Excerpts from a dataset

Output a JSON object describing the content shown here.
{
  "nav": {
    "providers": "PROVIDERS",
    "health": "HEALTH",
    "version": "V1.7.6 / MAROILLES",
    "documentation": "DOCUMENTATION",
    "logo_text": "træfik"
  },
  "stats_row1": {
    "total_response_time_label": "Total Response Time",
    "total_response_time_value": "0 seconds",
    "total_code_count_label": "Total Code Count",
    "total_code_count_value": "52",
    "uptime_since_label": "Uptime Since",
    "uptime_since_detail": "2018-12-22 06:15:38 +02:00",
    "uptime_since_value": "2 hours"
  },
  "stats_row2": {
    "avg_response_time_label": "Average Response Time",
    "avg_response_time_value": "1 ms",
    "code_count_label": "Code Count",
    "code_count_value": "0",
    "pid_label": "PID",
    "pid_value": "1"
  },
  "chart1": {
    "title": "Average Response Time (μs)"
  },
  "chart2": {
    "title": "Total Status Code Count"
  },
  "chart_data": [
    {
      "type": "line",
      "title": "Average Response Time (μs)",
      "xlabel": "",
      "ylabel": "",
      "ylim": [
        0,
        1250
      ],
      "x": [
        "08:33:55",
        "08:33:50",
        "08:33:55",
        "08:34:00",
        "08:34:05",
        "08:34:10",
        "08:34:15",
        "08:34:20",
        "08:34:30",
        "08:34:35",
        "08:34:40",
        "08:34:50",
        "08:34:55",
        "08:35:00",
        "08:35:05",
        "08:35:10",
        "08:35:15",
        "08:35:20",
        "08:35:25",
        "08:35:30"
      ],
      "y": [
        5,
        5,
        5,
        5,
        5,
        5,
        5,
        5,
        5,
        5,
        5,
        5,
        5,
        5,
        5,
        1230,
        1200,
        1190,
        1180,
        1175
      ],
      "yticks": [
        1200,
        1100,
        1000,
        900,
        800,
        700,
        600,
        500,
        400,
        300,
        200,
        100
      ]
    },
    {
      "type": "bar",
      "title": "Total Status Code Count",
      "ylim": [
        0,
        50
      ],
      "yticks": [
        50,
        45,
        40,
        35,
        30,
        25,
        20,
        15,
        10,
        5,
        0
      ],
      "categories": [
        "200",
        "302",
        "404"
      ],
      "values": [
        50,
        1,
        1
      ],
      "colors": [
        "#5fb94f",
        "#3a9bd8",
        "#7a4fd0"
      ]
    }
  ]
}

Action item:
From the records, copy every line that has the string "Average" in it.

Exercise solution:
    "avg_response_time_label": "Average Response Time",
    "title": "Average Response Time (μs)"
      "title": "Average Response Time (μs)",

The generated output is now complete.